What is expected >> Nothing should be left out when you copy the entries below.

═══ Information supplied ═══

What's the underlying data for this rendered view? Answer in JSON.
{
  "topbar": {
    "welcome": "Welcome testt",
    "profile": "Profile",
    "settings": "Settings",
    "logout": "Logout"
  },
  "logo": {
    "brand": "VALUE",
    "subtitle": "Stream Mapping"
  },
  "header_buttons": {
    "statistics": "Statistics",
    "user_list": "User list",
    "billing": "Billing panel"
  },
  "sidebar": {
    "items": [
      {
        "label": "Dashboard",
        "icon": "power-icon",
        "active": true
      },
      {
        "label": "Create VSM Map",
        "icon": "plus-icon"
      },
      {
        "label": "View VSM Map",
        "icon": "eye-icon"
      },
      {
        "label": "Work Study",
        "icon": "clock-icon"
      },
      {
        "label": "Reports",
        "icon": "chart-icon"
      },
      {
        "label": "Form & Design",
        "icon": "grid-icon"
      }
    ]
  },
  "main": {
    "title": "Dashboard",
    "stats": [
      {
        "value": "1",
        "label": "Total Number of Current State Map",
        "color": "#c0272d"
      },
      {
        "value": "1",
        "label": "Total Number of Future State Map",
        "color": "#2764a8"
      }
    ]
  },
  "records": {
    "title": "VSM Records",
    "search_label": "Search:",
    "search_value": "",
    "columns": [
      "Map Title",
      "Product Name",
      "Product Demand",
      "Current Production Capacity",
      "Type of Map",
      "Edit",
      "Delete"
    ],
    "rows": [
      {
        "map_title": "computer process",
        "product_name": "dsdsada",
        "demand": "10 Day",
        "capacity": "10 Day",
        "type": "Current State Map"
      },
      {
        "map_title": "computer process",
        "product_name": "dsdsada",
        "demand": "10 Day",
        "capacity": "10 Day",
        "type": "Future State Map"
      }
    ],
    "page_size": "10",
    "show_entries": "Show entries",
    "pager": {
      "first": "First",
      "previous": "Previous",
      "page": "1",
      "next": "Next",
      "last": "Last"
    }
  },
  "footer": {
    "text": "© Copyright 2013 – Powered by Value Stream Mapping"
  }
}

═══

Solution for this exercise >>
What's the underlying data for this rendered view? Answer in JSON.
{
  "topbar": {
    "welcome": "Welcome testt",
    "profile": "Profile",
    "settings": "Settings",
    "logout": "Logout"
  },
  "logo": {
    "brand": "VALUE",
    "subtitle": "Stream Mapping"
  },
  "header_buttons": {
    "statistics": "Statistics",
    "user_list": "User list",
    "billing": "Billing panel"
  },
  "sidebar": {
    "items": [
      {
        "label": "Dashboard",
        "icon": "power-icon",
        "active": true
      },
      {
        "label": "Create VSM Map",
        "icon": "plus-icon"
      },
      {
        "label": "View VSM Map",
        "icon": "eye-icon"
      },
      {
        "label": "Work Study",
        "icon": "clock-icon"
      },
      {
        "label": "Reports",
        "icon": "chart-icon"
      },
      {
        "label": "Form & Design",
        "icon": "grid-icon"
      }
    ]
  },
  "main": {
    "title": "Dashboard",
    "stats": [
      {
        "value": "1",
        "label": "Total Number of Current State Map",
        "color": "#c0272d"
      },
      {
        "value": "1",
        "label": "Total Number of Future State Map",
        "color": "#2764a8"
      }
    ]
  },
  "records": {
    "title": "VSM Records",
    "search_label": "Search:",
    "search_value": "",
    "columns": [
      "Map Title",
      "Product Name",
      "Product Demand",
      "Current Production Capacity",
      "Type of Map",
      "Edit",
      "Delete"
    ],
    "rows": [
      {
        "map_title": "computer process",
        "product_name": "dsdsada",
        "demand": "10 Day",
        "capacity": "10 Day",
        "type": "Current State Map"
      },
      {
        "map_title": "computer process",
        "product_name": "dsdsada",
        "demand": "10 Day",
        "capacity": "10 Day",
        "type": "Future State Map"
      }
    ],
    "page_size": "10",
    "show_entries": "Show entries",
    "pager": {
      "first": "First",
      "previous": "Previous",
      "page": "1",
      "next": "Next",
      "last": "Last"
    }
  },
  "footer": {
    "text": "© Copyright 2013 – Powered by Value Stream Mapping"
  }
}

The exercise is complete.